§ What is being asked
Filter the data below for the string "legend" and copy each matching line.

§ Information supplied
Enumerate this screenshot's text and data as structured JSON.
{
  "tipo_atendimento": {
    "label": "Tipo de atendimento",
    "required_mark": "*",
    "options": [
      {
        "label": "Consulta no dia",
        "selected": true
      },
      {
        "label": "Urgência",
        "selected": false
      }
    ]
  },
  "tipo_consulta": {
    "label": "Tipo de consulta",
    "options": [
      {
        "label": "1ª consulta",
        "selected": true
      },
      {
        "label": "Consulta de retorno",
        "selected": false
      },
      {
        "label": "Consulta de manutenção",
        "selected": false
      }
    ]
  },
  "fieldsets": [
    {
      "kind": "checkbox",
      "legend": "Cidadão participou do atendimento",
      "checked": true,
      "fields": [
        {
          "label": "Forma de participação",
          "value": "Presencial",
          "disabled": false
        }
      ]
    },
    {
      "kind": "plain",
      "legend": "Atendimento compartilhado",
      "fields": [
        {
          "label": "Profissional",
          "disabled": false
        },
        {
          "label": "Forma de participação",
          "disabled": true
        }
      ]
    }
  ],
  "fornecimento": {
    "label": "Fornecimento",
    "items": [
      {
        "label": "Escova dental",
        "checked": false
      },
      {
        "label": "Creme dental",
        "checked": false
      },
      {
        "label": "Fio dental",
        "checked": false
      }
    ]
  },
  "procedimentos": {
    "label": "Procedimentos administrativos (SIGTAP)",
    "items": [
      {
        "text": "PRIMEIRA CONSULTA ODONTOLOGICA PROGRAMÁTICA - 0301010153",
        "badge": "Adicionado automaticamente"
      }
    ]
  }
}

§ Result of this task
      "legend": "Cidadão participou do atendimento",
      "legend": "Atendimento compartilhado",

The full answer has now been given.